Police under legal spotlight
A gay demonstrator is taking legal action after Wan Chai police disrupt this year’s IDAHO gay rights rally. Andrea Yu reports
For seven years running, Hong Kong has hosted a peaceful demonstration to spread awareness of the gay, lesbian, bisexual and transgender community. Some of the events at this year’s International Day Against Homophobia (IDAHO) rally held on May 15 included a speech by LegCo member Cyd Ho, a wishing tree ceremony and a dance performance by the Dancing Angels. But not included on the agenda was police presence during the latter, forcing the dance performance to finish prematurely.
Reggie Ho, chairman of the Tongzhi Community Joint Meeting (TCJM), one of the main organising groups behind IDAHO, clearly recalls the moment the police showed up. According to Ho, around 20 police officers arrived and demanded the dance performance be stopped. “Basically, they threatened arrest,” Ho claims.
“I didn’t want the situation to escalate,” he recalls. So the music was stopped and the dancers, along with the audience, appeared stunned as Ho went up on stage to tell the crowds what happened.
“The police have told us we don’t have an entertainment licence and we can’t continue the dance,” Ho announced to the crowd of 200 attendees. He claims that despite members of the police being present during IDAHO’s rehearsal just a few hours prior – including the Dancing Angels’ routine – they didn’t mentioned anything to the organisers at the time.
Ho says that the IDAHO organising committee, including representatives from Amnesty International, Gay Harmony, Rainbow of Hong Kong and the Transgender Resource Center, had obtained a No Objection Letter from the Hong Kong Police before the demonstration. It stated, Ho claims, that the police had no problems with IDAHO using the public space for the event.
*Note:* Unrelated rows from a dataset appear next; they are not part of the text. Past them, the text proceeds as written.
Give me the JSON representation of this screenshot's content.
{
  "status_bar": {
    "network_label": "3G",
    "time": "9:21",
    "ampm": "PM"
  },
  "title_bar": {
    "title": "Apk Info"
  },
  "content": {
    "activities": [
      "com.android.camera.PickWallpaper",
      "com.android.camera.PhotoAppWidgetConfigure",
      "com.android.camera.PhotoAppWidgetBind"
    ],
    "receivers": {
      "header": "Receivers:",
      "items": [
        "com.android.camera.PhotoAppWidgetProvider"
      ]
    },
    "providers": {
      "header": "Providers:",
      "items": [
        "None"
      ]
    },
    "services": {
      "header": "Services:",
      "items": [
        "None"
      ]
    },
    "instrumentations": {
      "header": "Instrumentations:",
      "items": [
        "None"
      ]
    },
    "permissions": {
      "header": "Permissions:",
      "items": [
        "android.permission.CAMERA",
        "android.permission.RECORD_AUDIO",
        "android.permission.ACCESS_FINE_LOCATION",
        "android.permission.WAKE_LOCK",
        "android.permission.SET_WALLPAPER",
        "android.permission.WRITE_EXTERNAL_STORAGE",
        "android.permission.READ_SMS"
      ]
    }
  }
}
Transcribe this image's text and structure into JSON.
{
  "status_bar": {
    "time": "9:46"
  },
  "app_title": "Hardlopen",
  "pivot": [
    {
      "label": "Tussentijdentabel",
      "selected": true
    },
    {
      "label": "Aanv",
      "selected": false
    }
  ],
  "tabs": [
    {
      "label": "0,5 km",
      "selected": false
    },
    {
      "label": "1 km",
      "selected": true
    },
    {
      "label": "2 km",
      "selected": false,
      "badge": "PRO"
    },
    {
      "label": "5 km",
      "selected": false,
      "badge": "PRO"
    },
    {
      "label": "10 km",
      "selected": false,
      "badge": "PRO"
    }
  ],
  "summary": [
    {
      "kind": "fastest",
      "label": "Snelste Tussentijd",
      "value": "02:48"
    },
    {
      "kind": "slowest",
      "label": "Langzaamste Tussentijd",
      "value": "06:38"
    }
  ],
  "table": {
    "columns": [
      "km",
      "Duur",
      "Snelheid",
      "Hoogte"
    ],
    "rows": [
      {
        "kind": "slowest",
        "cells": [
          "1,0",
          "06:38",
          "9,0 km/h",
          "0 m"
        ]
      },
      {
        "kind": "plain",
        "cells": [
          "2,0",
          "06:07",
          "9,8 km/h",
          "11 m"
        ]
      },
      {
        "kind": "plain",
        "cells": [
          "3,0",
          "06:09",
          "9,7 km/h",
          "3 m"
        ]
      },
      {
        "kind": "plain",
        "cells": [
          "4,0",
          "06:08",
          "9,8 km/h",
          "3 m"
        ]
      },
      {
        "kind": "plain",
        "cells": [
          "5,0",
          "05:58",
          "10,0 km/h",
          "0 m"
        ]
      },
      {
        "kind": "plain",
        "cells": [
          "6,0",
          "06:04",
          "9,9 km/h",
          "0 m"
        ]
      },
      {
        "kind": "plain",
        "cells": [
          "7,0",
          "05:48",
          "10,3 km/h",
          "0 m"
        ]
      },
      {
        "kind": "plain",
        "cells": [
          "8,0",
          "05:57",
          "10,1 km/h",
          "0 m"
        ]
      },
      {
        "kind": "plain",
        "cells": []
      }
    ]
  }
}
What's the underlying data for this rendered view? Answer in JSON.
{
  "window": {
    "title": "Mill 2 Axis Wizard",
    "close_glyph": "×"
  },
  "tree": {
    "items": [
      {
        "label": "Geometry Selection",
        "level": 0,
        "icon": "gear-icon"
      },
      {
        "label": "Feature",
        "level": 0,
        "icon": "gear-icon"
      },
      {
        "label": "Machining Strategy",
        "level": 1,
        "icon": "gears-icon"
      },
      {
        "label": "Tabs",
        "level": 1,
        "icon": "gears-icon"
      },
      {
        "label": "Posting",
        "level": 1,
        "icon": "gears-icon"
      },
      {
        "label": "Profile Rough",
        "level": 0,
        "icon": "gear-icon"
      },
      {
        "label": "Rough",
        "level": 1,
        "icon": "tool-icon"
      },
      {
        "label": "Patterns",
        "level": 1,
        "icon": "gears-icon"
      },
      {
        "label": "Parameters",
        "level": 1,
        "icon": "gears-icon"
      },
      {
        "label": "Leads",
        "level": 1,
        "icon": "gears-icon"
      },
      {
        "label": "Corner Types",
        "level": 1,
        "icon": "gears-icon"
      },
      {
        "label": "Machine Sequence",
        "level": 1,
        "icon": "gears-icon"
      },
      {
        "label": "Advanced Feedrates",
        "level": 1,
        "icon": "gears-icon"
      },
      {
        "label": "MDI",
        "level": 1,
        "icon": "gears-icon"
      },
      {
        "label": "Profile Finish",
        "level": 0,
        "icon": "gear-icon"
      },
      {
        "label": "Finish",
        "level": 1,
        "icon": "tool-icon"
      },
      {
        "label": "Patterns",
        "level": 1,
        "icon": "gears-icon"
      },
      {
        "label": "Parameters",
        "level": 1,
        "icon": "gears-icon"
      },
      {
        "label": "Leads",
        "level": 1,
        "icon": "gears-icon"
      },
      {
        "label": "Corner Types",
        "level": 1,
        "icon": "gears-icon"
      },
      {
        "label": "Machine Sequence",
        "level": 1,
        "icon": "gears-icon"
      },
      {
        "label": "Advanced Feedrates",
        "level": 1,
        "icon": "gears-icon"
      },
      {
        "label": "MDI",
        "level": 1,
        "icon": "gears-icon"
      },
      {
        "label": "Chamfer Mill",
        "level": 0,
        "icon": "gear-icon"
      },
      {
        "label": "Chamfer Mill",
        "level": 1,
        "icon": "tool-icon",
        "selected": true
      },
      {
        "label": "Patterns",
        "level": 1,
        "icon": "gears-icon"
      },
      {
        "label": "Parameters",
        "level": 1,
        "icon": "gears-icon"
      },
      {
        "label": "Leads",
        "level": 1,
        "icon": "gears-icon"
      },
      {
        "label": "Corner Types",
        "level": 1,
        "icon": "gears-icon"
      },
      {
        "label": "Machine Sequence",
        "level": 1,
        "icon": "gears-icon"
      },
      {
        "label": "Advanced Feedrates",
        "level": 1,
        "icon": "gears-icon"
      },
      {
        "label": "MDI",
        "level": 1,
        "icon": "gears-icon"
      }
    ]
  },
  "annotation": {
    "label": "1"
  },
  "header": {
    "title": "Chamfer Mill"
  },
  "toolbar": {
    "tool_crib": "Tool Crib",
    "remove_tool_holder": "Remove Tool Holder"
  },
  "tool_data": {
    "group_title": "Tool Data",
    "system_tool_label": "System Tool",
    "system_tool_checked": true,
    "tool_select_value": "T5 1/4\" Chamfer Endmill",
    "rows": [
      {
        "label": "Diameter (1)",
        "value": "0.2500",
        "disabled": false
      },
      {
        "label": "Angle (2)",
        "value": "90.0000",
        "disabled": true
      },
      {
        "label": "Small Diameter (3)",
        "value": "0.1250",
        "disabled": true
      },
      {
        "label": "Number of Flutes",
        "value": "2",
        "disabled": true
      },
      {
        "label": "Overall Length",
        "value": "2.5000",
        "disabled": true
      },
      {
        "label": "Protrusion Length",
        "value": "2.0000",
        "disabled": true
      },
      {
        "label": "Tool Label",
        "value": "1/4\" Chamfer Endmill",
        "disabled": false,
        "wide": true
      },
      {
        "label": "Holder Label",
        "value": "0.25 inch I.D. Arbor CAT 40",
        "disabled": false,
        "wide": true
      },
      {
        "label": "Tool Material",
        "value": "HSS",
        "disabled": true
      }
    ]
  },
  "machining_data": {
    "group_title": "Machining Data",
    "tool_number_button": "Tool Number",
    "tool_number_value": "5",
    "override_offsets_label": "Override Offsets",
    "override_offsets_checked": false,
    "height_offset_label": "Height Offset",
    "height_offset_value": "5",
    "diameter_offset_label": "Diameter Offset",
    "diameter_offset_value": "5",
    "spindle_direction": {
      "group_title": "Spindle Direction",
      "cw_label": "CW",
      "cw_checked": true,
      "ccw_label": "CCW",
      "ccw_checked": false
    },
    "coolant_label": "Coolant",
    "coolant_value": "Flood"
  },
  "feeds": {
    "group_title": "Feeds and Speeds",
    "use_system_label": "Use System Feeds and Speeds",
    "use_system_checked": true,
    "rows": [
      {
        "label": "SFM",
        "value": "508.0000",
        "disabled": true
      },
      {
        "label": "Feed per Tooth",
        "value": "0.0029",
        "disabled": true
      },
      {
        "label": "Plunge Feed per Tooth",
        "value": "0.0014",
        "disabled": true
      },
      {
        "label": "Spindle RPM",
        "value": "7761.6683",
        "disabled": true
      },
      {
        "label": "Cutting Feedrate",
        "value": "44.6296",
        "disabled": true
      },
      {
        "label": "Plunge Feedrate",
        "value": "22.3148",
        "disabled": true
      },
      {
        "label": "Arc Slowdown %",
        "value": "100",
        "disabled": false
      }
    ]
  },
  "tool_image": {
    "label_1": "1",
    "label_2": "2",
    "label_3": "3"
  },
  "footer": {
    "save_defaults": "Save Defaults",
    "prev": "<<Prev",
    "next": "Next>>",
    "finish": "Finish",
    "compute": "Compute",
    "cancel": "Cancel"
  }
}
But Ho says the police’s presence did not stop there. In addition to demanding an end to the dance performance, he claims four to five policemen began videotaping not only the Dancing Angels, but members of the audience.
“The way they videotaped the crowd, it was done very aggressively,” says Paul Thompson, TCJM’s public relations officer. “And they were making a point of putting the camera on everybody, making people feel as if they’d done something wrong – which they hadn’t.”
A gay demonstrator at IDAHO, who wants to remain anonymous, is taking legal action against what he alleges was police interference on May 15. According to a press release issued on June 3, he claims his Basic Law right to peacefully demonstrate without disruption from the police was infringed upon. Michael Vidler, a human rights solicitor, is representing him.
“The dance would possibly come within the definition of public entertainment,” Vidler says. “But they were doing so as part of a demonstration and therefore they had the right to demonstrate that overrode the issue.”
If all goes in their favour, Vidler and his client hope to obtain a declaration saying that the police actions during IDAHO were wrong. “The decision of the police to disrupt this demonstration was unlawful,” claims Vidler. “The police, in our view, made a mistake. They need to be reaffirmed that people have the right to demonstrate peacefully.”
Vidler is also seeking nominal damages for his client, but he says that it is ‘ancillary’ to the declaration. He’s optimistic about the case, mentioning a 2004 case when a Falun Gong member was convicted for obstructing the pavement during a protest. The Court of Final Appeal ruled that their right to demonstrate overrode the issue of public space. Referring to the Falun Gong case, Vidler says: “That’s an authority we’ll be citing.”
Time Out contacted the Wan Chai Police District for comment but did not receive a reply.